My research is focused on two areas: collaboration and political argumentation. In terms of collaboration, I design and evaluate collaborative processes used in community settings, often in the areas of public health and education. My research focuses on the dimensions of high-quality processes, including inclusion, equity, transparency and authenticity. I have developed instruments to assess the quality of collaborative processes and examine how process quality influences programatic outcomes. In terms of political argumentation, I have written extensively on evolving standards of political reasonableness and how they have historically and currently shape political decision-making, with past work focusing on economic regulation, national security policy and the law. A second area of research in political argumentation addresses the nature of political conviction––how it is formed, how it animates public controversy and how it motivates political extremism.

Areas of Research

Community Collaboration
Process Design

Featured Publications

Hicks, D., & Greene, R. W. (2016). DEBATING CONVICTION: FROM SINCERE BELIEF TO AFFECTIVE ATMOSPHERE. In M. Hogan (Ed.). State College PA, USA: Penn State University Press.
Hicks, D., Larsom, C., Nelson, C., Olds, D., & Johnston, E. (2008). The Influence of Collaboration on Program Outcomes. Evaluation Review, 32, 453-477.
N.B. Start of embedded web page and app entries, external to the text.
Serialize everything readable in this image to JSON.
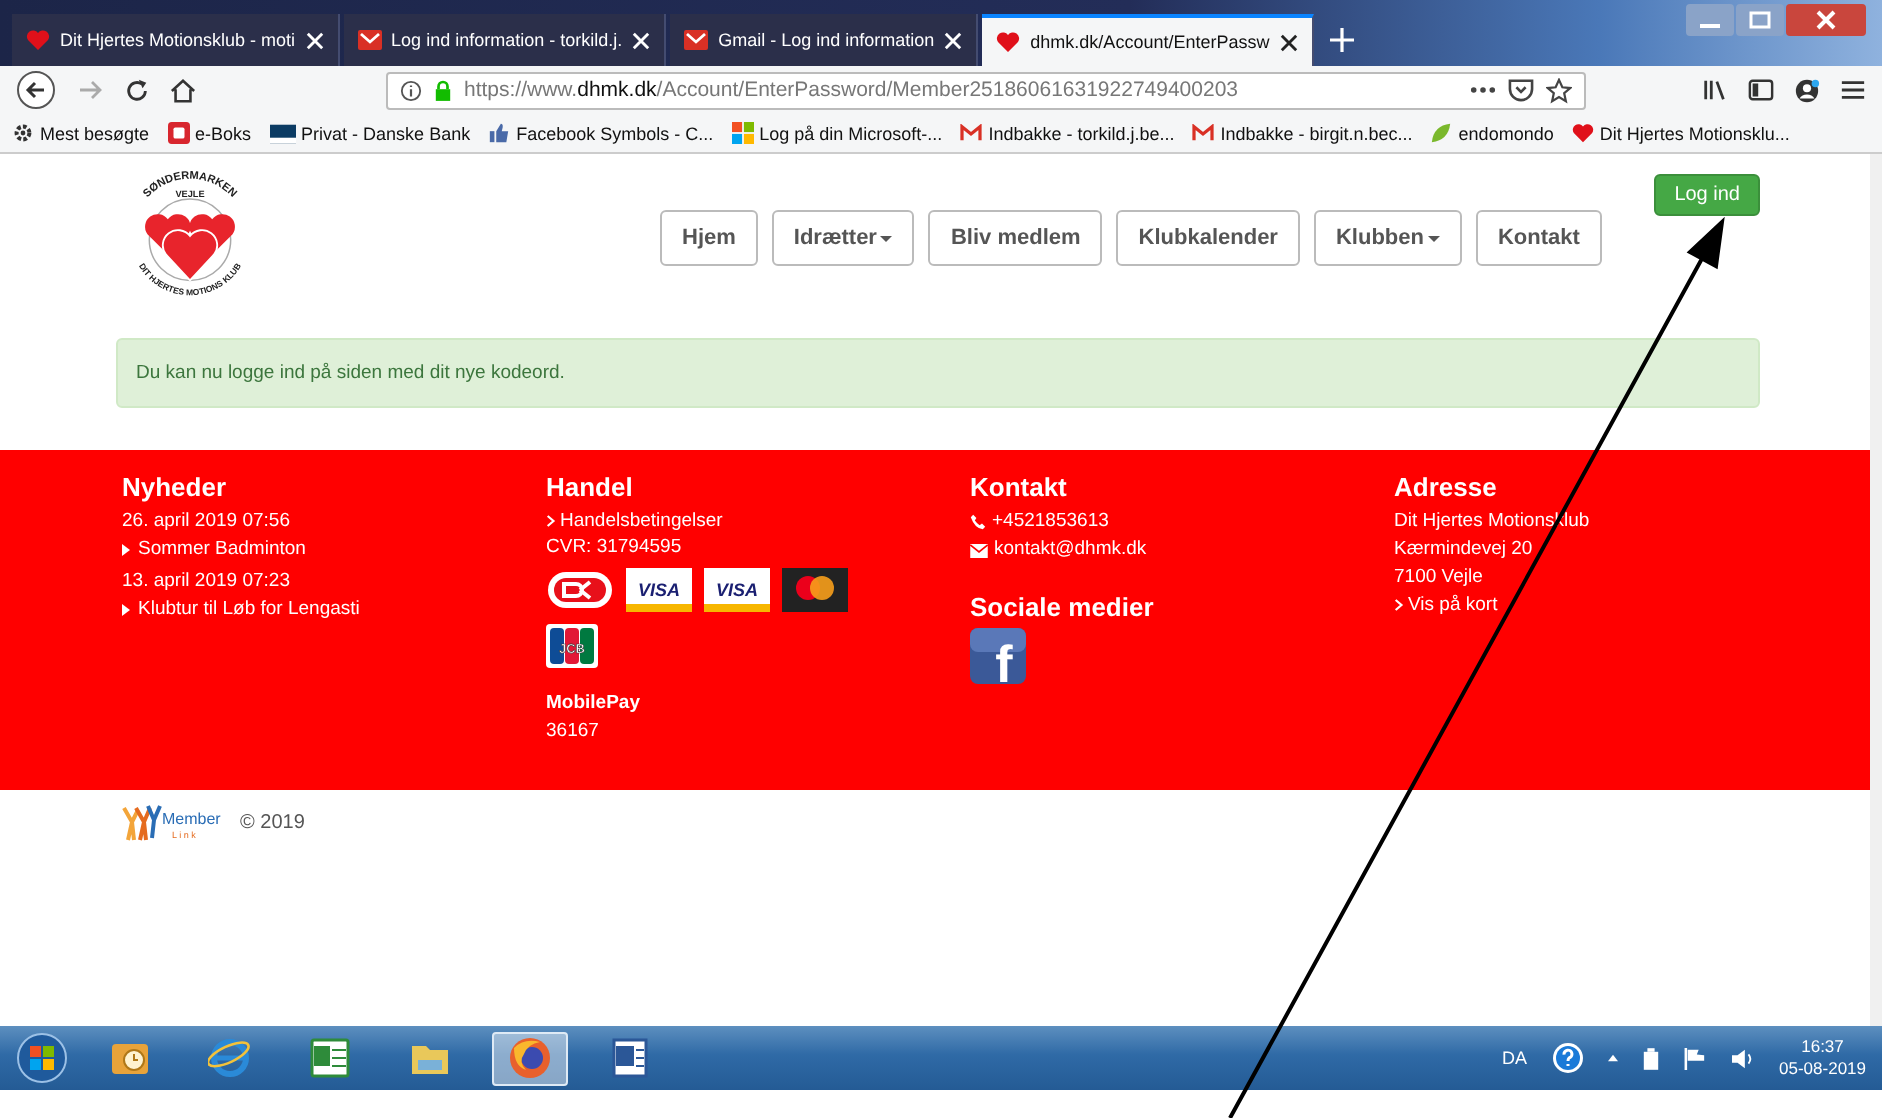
{
  "browser": {
    "tabs": [
      {
        "label": "Dit Hjertes Motionsklub - moti",
        "kind": "heart",
        "selected": false
      },
      {
        "label": "Log ind information - torkild.j.",
        "kind": "mail",
        "selected": false
      },
      {
        "label": "Gmail - Log ind information",
        "kind": "mail",
        "selected": false
      },
      {
        "label": "dhmk.dk/Account/EnterPassw",
        "kind": "heart",
        "selected": true
      }
    ],
    "address": {
      "prefix": "https://www.",
      "domain": "dhmk.dk",
      "path": "/Account/EnterPassword/Member25186061631922749400203"
    },
    "bookmarks": [
      {
        "label": "Mest besøgte",
        "kind": "gear"
      },
      {
        "label": "e-Boks",
        "kind": "eboks"
      },
      {
        "label": "Privat - Danske Bank",
        "kind": "bank"
      },
      {
        "label": "Facebook Symbols - C...",
        "kind": "thumb"
      },
      {
        "label": "Log på din Microsoft-...",
        "kind": "windows"
      },
      {
        "label": "Indbakke - torkild.j.be...",
        "kind": "gmail"
      },
      {
        "label": "Indbakke - birgit.n.bec...",
        "kind": "gmail"
      },
      {
        "label": "endomondo",
        "kind": "leaf"
      },
      {
        "label": "Dit Hjertes Motionsklu...",
        "kind": "heart"
      }
    ]
  },
  "site": {
    "logo": {
      "top_text": "SØNDERMARKEN",
      "mid_text": "VEJLE",
      "bottom_text": "DIT HJERTES MOTIONS KLUB"
    },
    "nav": [
      {
        "label": "Hjem",
        "dropdown": false
      },
      {
        "label": "Idrætter",
        "dropdown": true
      },
      {
        "label": "Bliv medlem",
        "dropdown": false
      },
      {
        "label": "Klubkalender",
        "dropdown": false
      },
      {
        "label": "Klubben",
        "dropdown": true
      },
      {
        "label": "Kontakt",
        "dropdown": false
      }
    ],
    "login_button": "Log ind",
    "alert": "Du kan nu logge ind på siden med dit nye kodeord.",
    "footer": {
      "news": {
        "title": "Nyheder",
        "items": [
          {
            "date": "26. april 2019 07:56",
            "title": "Sommer Badminton"
          },
          {
            "date": "13. april 2019 07:23",
            "title": "Klubtur til Løb for Lengasti"
          }
        ]
      },
      "trade": {
        "title": "Handel",
        "link": "Handelsbetingelser",
        "cvr": "CVR: 31794595",
        "cards": [
          {
            "kind": "dankort"
          },
          {
            "kind": "visa",
            "label": "VISA"
          },
          {
            "kind": "visa",
            "label": "VISA"
          },
          {
            "kind": "mastercard"
          },
          {
            "kind": "jcb",
            "label": "JCB"
          }
        ],
        "mobilepay_title": "MobilePay",
        "mobilepay_number": "36167"
      },
      "contact": {
        "title": "Kontakt",
        "phone": "+4521853613",
        "email": "kontakt@dhmk.dk",
        "social_title": "Sociale medier",
        "social": [
          {
            "kind": "facebook",
            "label": "f"
          }
        ]
      },
      "address": {
        "title": "Adresse",
        "lines": [
          "Dit Hjertes Motionsklub",
          "Kærmindevej 20",
          "7100 Vejle"
        ],
        "map_link": "Vis på kort"
      }
    },
    "credit": {
      "logo_text": "Member",
      "logo_subtext": "L i n k",
      "copyright": "© 2019"
    }
  },
  "taskbar": {
    "apps": [
      {
        "kind": "outlook",
        "selected": false
      },
      {
        "kind": "ie",
        "selected": false
      },
      {
        "kind": "excel",
        "selected": false
      },
      {
        "kind": "explorer",
        "selected": false
      },
      {
        "kind": "firefox",
        "selected": true
      },
      {
        "kind": "word",
        "selected": false
      }
    ],
    "language": "DA",
    "time": "16:37",
    "date": "05-08-2019"
  }
}
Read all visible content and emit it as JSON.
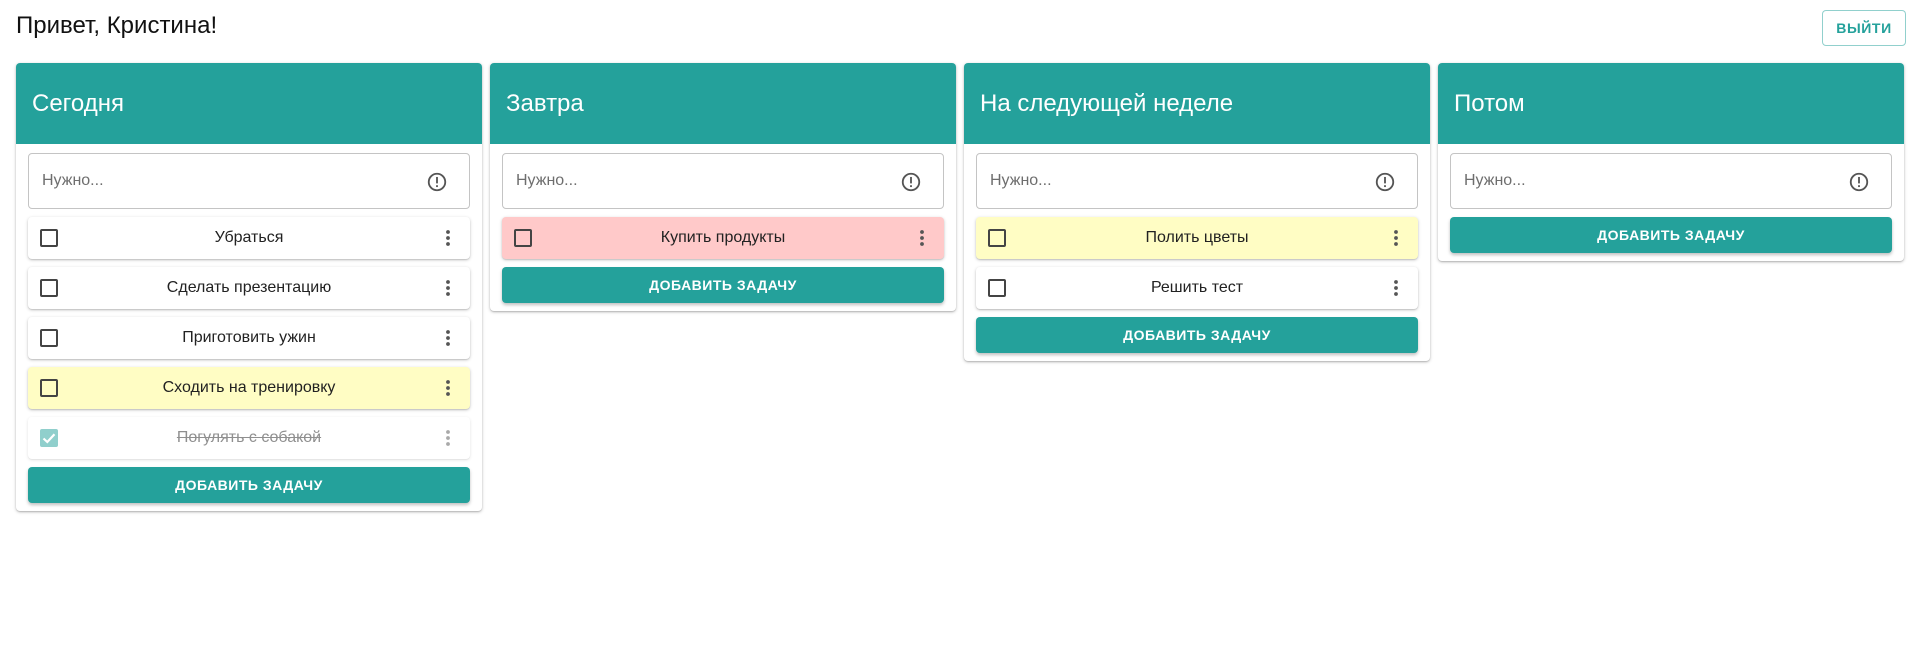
{
  "header": {
    "greeting": "Привет, Кристина!",
    "logout_label": "ВЫЙТИ"
  },
  "colors": {
    "accent": "#24a19b",
    "task_yellow": "#fffdc4",
    "task_red": "#ffc9c9"
  },
  "columns": [
    {
      "title": "Сегодня",
      "input_placeholder": "Нужно...",
      "add_label": "ДОБАВИТЬ ЗАДАЧУ",
      "tasks": [
        {
          "label": "Убраться",
          "color": "white",
          "done": false
        },
        {
          "label": "Сделать презентацию",
          "color": "white",
          "done": false
        },
        {
          "label": "Приготовить ужин",
          "color": "white",
          "done": false
        },
        {
          "label": "Сходить на тренировку",
          "color": "yellow",
          "done": false
        },
        {
          "label": "Погулять с собакой",
          "color": "white",
          "done": true
        }
      ]
    },
    {
      "title": "Завтра",
      "input_placeholder": "Нужно...",
      "add_label": "ДОБАВИТЬ ЗАДАЧУ",
      "tasks": [
        {
          "label": "Купить продукты",
          "color": "red",
          "done": false
        }
      ]
    },
    {
      "title": "На следующей неделе",
      "input_placeholder": "Нужно...",
      "add_label": "ДОБАВИТЬ ЗАДАЧУ",
      "tasks": [
        {
          "label": "Полить цветы",
          "color": "yellow",
          "done": false
        },
        {
          "label": "Решить тест",
          "color": "white",
          "done": false
        }
      ]
    },
    {
      "title": "Потом",
      "input_placeholder": "Нужно...",
      "add_label": "ДОБАВИТЬ ЗАДАЧУ",
      "tasks": []
    }
  ]
}
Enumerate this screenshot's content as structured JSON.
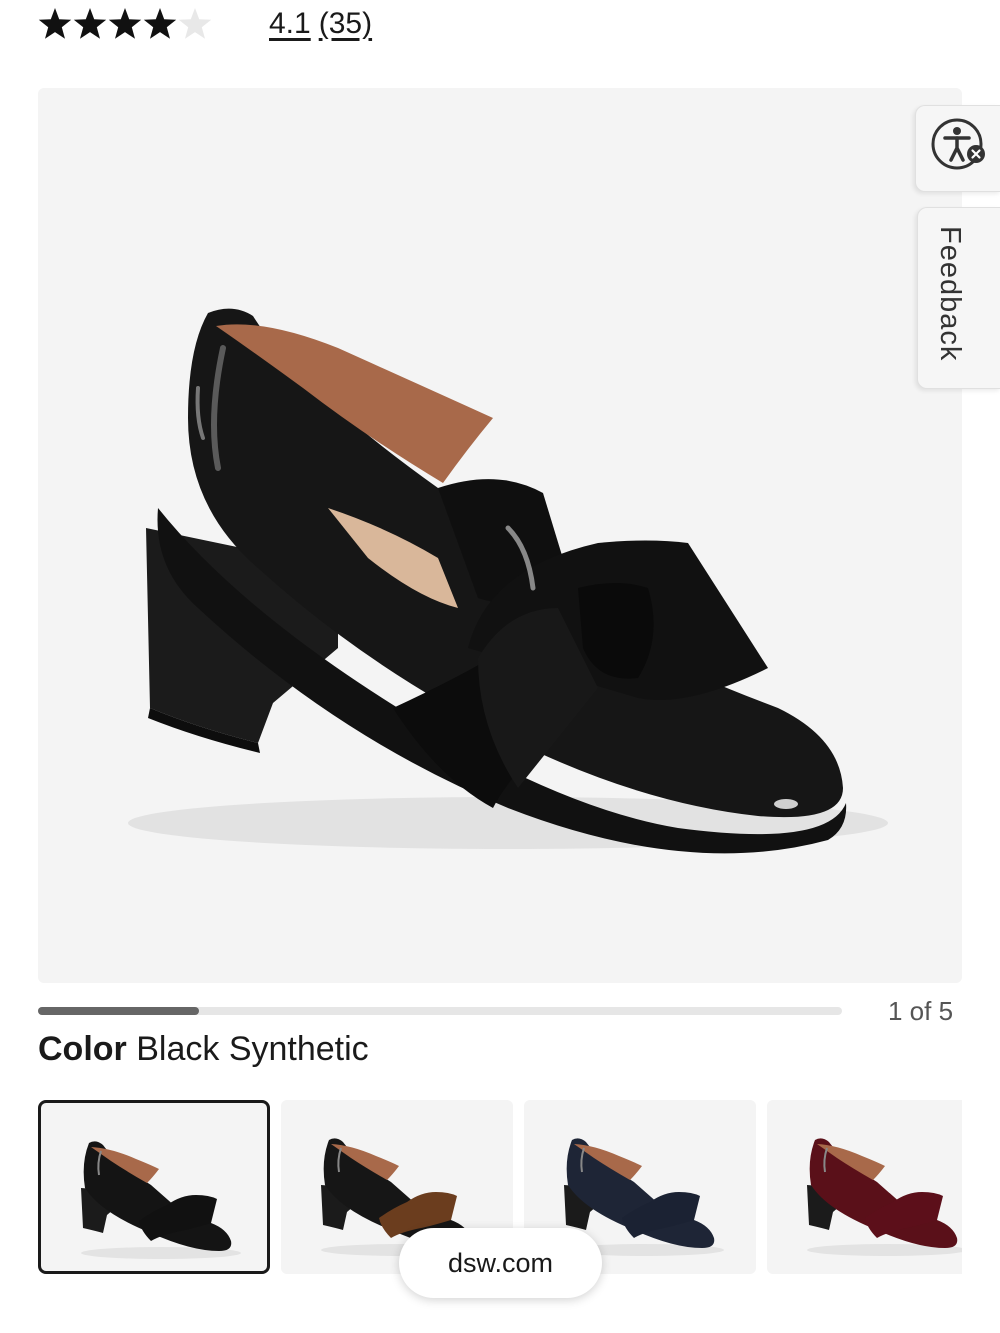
{
  "rating": {
    "value": "4.1",
    "count": "(35)",
    "stars_filled": 4,
    "stars_total": 5
  },
  "gallery": {
    "counter": "1 of 5",
    "current_index": 1,
    "total": 5,
    "progress_fraction": 0.2
  },
  "side_tabs": {
    "accessibility_icon": "accessibility-icon",
    "feedback_label": "Feedback"
  },
  "color": {
    "label": "Color",
    "value": "Black Synthetic"
  },
  "swatches": [
    {
      "name": "black",
      "upper": "#141414",
      "bow": "#111111",
      "selected": true
    },
    {
      "name": "brown",
      "upper": "#161616",
      "bow": "#6b3d1e",
      "selected": false
    },
    {
      "name": "navy",
      "upper": "#1e2536",
      "bow": "#1b2233",
      "selected": false
    },
    {
      "name": "burgundy",
      "upper": "#5a1019",
      "bow": "#5c0f1a",
      "selected": false
    }
  ],
  "browser": {
    "url": "dsw.com"
  }
}
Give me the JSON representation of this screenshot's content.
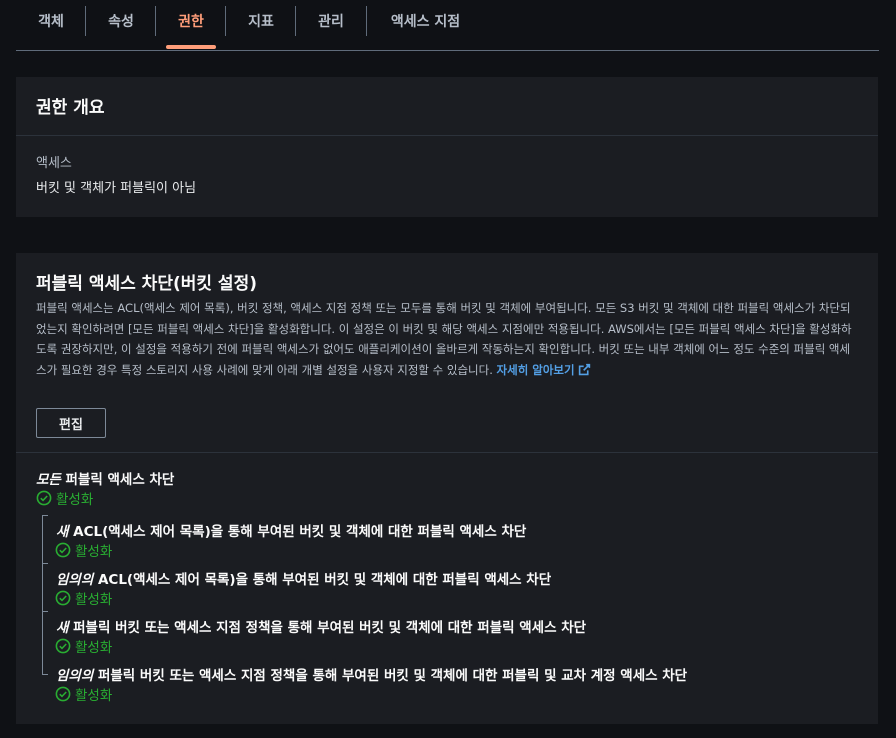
{
  "tabs": [
    {
      "label": "객체"
    },
    {
      "label": "속성"
    },
    {
      "label": "권한"
    },
    {
      "label": "지표"
    },
    {
      "label": "관리"
    },
    {
      "label": "액세스 지점"
    }
  ],
  "permissions_overview": {
    "title": "권한 개요",
    "access_label": "액세스",
    "access_value": "버킷 및 객체가 퍼블릭이 아님"
  },
  "block_public_access": {
    "title": "퍼블릭 액세스 차단(버킷 설정)",
    "description": "퍼블릭 액세스는 ACL(액세스 제어 목록), 버킷 정책, 액세스 지점 정책 또는 모두를 통해 버킷 및 객체에 부여됩니다. 모든 S3 버킷 및 객체에 대한 퍼블릭 액세스가 차단되었는지 확인하려면 [모든 퍼블릭 액세스 차단]을 활성화합니다. 이 설정은 이 버킷 및 해당 액세스 지점에만 적용됩니다. AWS에서는 [모든 퍼블릭 액세스 차단]을 활성화하도록 권장하지만, 이 설정을 적용하기 전에 퍼블릭 액세스가 없어도 애플리케이션이 올바르게 작동하는지 확인합니다. 버킷 또는 내부 객체에 어느 정도 수준의 퍼블릭 액세스가 필요한 경우 특정 스토리지 사용 사례에 맞게 아래 개별 설정을 사용자 지정할 수 있습니다.",
    "learn_more": "자세히 알아보기",
    "edit_label": "편집",
    "settings": [
      {
        "prefix": "모든",
        "text": "퍼블릭 액세스 차단",
        "status": "활성화"
      },
      {
        "prefix": "새",
        "text": "ACL(액세스 제어 목록)을 통해 부여된 버킷 및 객체에 대한 퍼블릭 액세스 차단",
        "status": "활성화"
      },
      {
        "prefix": "임의의",
        "text": "ACL(액세스 제어 목록)을 통해 부여된 버킷 및 객체에 대한 퍼블릭 액세스 차단",
        "status": "활성화"
      },
      {
        "prefix": "새",
        "text": "퍼블릭 버킷 또는 액세스 지점 정책을 통해 부여된 버킷 및 객체에 대한 퍼블릭 액세스 차단",
        "status": "활성화"
      },
      {
        "prefix": "임의의",
        "text": "퍼블릭 버킷 또는 액세스 지점 정책을 통해 부여된 버킷 및 객체에 대한 퍼블릭 및 교차 계정 액세스 차단",
        "status": "활성화"
      }
    ]
  },
  "colors": {
    "background": "#0f1115",
    "panel": "#1b1d22",
    "active_tab": "#ff9e7a",
    "link": "#539fe5",
    "success": "#29ad32"
  },
  "icons": {
    "status": "check-circle-icon",
    "external_link": "external-link-icon"
  }
}
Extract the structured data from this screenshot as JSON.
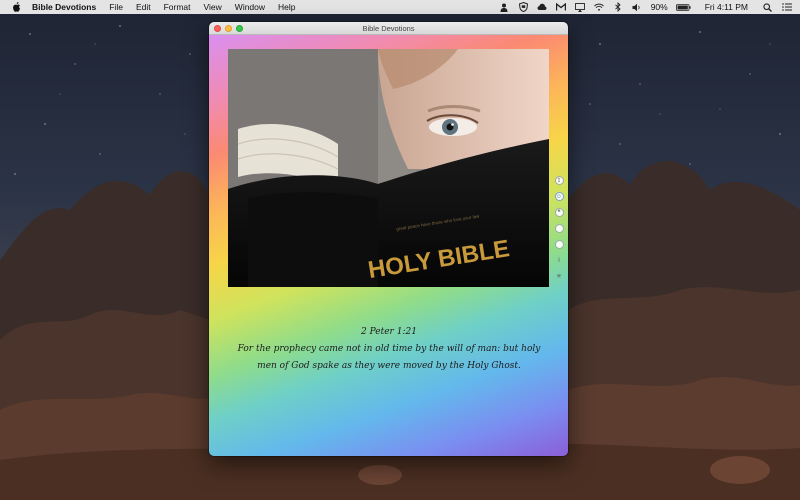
{
  "menubar": {
    "app_name": "Bible Devotions",
    "menus": [
      "File",
      "Edit",
      "Format",
      "View",
      "Window",
      "Help"
    ],
    "battery": "90%",
    "clock": "Fri 4:11 PM",
    "status_icons": [
      "user-icon",
      "shield-icon",
      "cloud-icon",
      "mail-icon",
      "airplay-icon",
      "wifi-icon",
      "bluetooth-icon",
      "volume-icon",
      "battery-icon",
      "search-icon",
      "list-icon"
    ]
  },
  "window": {
    "title": "Bible Devotions"
  },
  "photo": {
    "book_title": "HOLY BIBLE",
    "book_subtitle": "great peace have those who love your law"
  },
  "side_tools": [
    "share-icon",
    "settings-icon",
    "speech-icon",
    "circle-icon",
    "circle-icon",
    "pin-icon",
    "sparkle-icon"
  ],
  "verse": {
    "reference": "2 Peter 1:21",
    "text": "For the prophecy came not in old time by the will of man: but holy men of God spake as they were moved by the Holy Ghost."
  },
  "colors": {
    "gradient_top": "#d98ff0",
    "gradient_mid": "#f7d548",
    "gradient_bottom": "#8b5fd8"
  }
}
Hicks, D. (2017). Affective Contagion in Collaborative Networks. University of Colorado--Denver . Denver, CO: School of Public Affairs .
Hicks, D. (2017). Five Propositions on Conviction. Alta Argumentation Confrence. Alta, UT: NCA/AFA.
Hicks, D. (2016). What makes Collaboration Authentic?. University of Minnesota. Minneapolis, MN : Department of Communication.
Hicks, D. (2017). Argumentation and Discretionary Power. European Conference on Argumentation. Lisbon, Portugal : European Argumentation Assocation.